_Aim of the exercise_
Repeat the data exactly, every last line of it.

_Record excerpts_
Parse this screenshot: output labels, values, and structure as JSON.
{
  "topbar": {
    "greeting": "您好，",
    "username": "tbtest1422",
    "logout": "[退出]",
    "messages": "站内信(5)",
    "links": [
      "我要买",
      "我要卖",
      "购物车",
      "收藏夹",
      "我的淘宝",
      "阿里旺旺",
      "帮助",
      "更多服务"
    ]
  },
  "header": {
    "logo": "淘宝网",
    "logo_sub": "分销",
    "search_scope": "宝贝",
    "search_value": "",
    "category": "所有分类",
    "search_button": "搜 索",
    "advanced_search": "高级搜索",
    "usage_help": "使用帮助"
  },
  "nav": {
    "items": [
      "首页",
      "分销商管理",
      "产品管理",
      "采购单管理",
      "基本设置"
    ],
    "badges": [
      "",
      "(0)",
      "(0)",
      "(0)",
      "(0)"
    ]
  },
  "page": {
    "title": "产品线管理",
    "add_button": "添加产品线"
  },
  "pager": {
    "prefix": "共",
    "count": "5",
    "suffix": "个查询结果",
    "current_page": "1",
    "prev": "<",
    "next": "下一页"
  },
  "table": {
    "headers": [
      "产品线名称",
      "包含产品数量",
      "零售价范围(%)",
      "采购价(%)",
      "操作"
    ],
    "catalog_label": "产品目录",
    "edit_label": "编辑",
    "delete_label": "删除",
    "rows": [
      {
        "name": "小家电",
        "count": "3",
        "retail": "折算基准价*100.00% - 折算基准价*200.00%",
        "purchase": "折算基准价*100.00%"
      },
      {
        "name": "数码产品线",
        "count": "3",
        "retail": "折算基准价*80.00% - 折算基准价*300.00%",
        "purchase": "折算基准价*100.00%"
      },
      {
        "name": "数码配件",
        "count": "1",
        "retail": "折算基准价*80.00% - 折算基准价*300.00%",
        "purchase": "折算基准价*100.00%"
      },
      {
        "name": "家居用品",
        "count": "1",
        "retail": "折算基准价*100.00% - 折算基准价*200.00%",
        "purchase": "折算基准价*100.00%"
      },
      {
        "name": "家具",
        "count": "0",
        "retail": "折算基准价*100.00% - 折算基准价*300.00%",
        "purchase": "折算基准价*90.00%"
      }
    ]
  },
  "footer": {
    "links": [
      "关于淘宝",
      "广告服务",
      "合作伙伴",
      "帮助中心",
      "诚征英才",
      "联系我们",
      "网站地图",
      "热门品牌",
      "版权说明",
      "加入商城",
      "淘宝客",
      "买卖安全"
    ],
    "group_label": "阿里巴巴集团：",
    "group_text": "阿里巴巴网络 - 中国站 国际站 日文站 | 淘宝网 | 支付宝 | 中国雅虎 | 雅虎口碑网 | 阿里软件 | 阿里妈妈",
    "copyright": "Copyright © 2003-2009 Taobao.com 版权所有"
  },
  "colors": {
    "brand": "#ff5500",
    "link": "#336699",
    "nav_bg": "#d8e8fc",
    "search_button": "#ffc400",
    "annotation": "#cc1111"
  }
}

_Task output_
Parse this screenshot: output labels, values, and structure as JSON.
{
  "topbar": {
    "greeting": "您好，",
    "username": "tbtest1422",
    "logout": "[退出]",
    "messages": "站内信(5)",
    "links": [
      "我要买",
      "我要卖",
      "购物车",
      "收藏夹",
      "我的淘宝",
      "阿里旺旺",
      "帮助",
      "更多服务"
    ]
  },
  "header": {
    "logo": "淘宝网",
    "logo_sub": "分销",
    "search_scope": "宝贝",
    "search_value": "",
    "category": "所有分类",
    "search_button": "搜 索",
    "advanced_search": "高级搜索",
    "usage_help": "使用帮助"
  },
  "nav": {
    "items": [
      "首页",
      "分销商管理",
      "产品管理",
      "采购单管理",
      "基本设置"
    ],
    "badges": [
      "",
      "(0)",
      "(0)",
      "(0)",
      "(0)"
    ]
  },
  "page": {
    "title": "产品线管理",
    "add_button": "添加产品线"
  },
  "pager": {
    "prefix": "共",
    "count": "5",
    "suffix": "个查询结果",
    "current_page": "1",
    "prev": "<",
    "next": "下一页"
  },
  "table": {
    "headers": [
      "产品线名称",
      "包含产品数量",
      "零售价范围(%)",
      "采购价(%)",
      "操作"
    ],
    "catalog_label": "产品目录",
    "edit_label": "编辑",
    "delete_label": "删除",
    "rows": [
      {
        "name": "小家电",
        "count": "3",
        "retail": "折算基准价*100.00% - 折算基准价*200.00%",
        "purchase": "折算基准价*100.00%"
      },
      {
        "name": "数码产品线",
        "count": "3",
        "retail": "折算基准价*80.00% - 折算基准价*300.00%",
        "purchase": "折算基准价*100.00%"
      },
      {
        "name": "数码配件",
        "count": "1",
        "retail": "折算基准价*80.00% - 折算基准价*300.00%",
        "purchase": "折算基准价*100.00%"
      },
      {
        "name": "家居用品",
        "count": "1",
        "retail": "折算基准价*100.00% - 折算基准价*200.00%",
        "purchase": "折算基准价*100.00%"
      },
      {
        "name": "家具",
        "count": "0",
        "retail": "折算基准价*100.00% - 折算基准价*300.00%",
        "purchase": "折算基准价*90.00%"
      }
    ]
  },
  "footer": {
    "links": [
      "关于淘宝",
      "广告服务",
      "合作伙伴",
      "帮助中心",
      "诚征英才",
      "联系我们",
      "网站地图",
      "热门品牌",
      "版权说明",
      "加入商城",
      "淘宝客",
      "买卖安全"
    ],
    "group_label": "阿里巴巴集团：",
    "group_text": "阿里巴巴网络 - 中国站 国际站 日文站 | 淘宝网 | 支付宝 | 中国雅虎 | 雅虎口碑网 | 阿里软件 | 阿里妈妈",
    "copyright": "Copyright © 2003-2009 Taobao.com 版权所有"
  },
  "colors": {
    "brand": "#ff5500",
    "link": "#336699",
    "nav_bg": "#d8e8fc",
    "search_button": "#ffc400",
    "annotation": "#cc1111"
  }
}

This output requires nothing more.